When they arrived in Rome, an audience of the senate was granted them in the Capitol. There, when Titus Manlius the consul, by direction of the senate, required of them not to make war on their confederates the Samnites, Annius, as if
he had taken the Capitol by arms as a victor, and were not addressing them as an ambassador protected by the law of nations, says:
“It were time, Titus Manlius, and you, conscript fathers, to cease at length treating with us on a footing of superiority, when you see Latium in a most flourishing state by the bounty of the gods in arms and men, the Samnites being vanquished in war, the Sidicinians and Campanians our allies, the Volscians now united to us in alliance, and that your own colonies even prefer the government of Latium to that of Rome.
But since ye do not bring your minds to put an end to your arbitrary despotism, we, though able by force of arms to vindicate the independence of Latium, yet will make this concession to the ties of blood between us, as to offer terms of peace on terms
of equality for both, since it has pleased the immortal gods that the strength of both is equalized.
One of the consuls must be selected out of Rome, [p. 509]
the other out of Latium; an equal portion of the senate must be from both nations; we must be one people, one republic; and that the seat of government may be the same, and we all may have the same name, since the concession must be made by the one party or other, let this, and may it be auspicious to both, have the advantage of being the mother country, and let us all be called Romans.”
It so happened that the Romans also had a consul, a match for this man's high spirit; who, so far from restraining his angry feelings, openly declared, that if such infatuation took possession of the conscript fathers, that they would receive laws from a man of Setia, he would him- self come into the senate armed with a sword, and would slay with his hand any Latin whom he should see in the senate- house.
And turning to the statue of Jupiter, “Hear thou, Jupiter,” says he, “hear these impious proposals; hear ye them, Justice and Equity.
Jupiter, art thou to behold foreign consuls and a foreign senate in thy consecrated temple, as if thou wert a captive and overpowered? Were these the treaties which Tullus, a Roman king, concluded with the Albans, your forefathers, Latins, and which Lucius Tarquinius subsequently concluded with you?

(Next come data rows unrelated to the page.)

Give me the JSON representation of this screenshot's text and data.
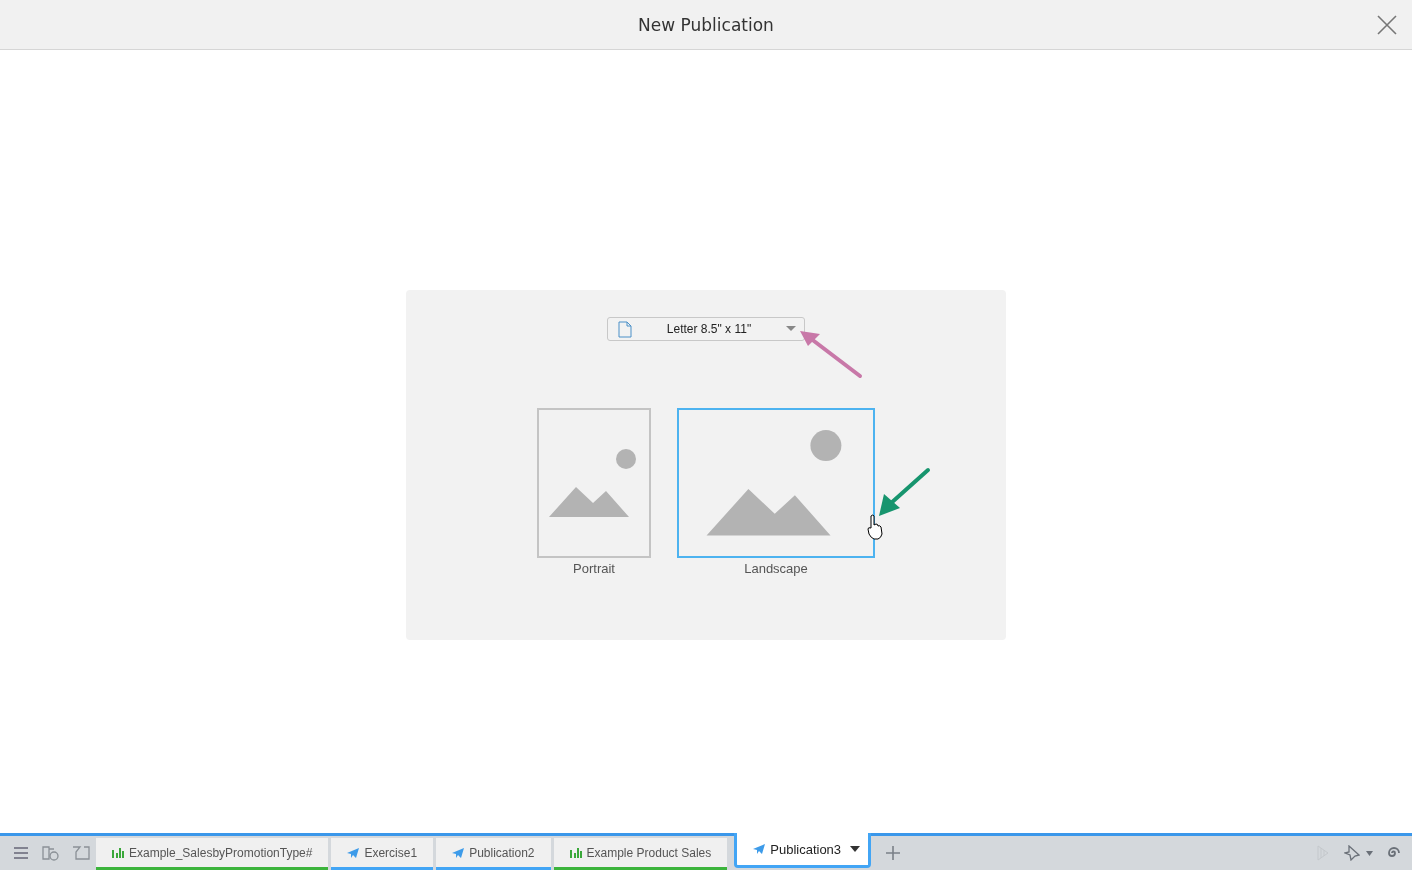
{
  "window": {
    "title": "New Publication"
  },
  "page_size": {
    "value": "Letter 8.5\" x 11\""
  },
  "orientations": [
    {
      "label": "Portrait",
      "kind": "portrait",
      "selected": false
    },
    {
      "label": "Landscape",
      "kind": "landscape",
      "selected": true
    }
  ],
  "tabs": [
    {
      "label": "Example_SalesbyPromotionType#",
      "kind": "chart",
      "color": "#3cb43c",
      "selected": false
    },
    {
      "label": "Exercise1",
      "kind": "publication",
      "color": "#42a5f5",
      "selected": false
    },
    {
      "label": "Publication2",
      "kind": "publication",
      "color": "#42a5f5",
      "selected": false
    },
    {
      "label": "Example Product Sales",
      "kind": "chart",
      "color": "#3cb43c",
      "selected": false
    },
    {
      "label": "Publication3",
      "kind": "publication",
      "color": "#42a5f5",
      "selected": true
    }
  ]
}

Does not the battle at the Lake Regillus occur to your thoughts? Have you so forgotten your own calamities and our kindnesses towards you?”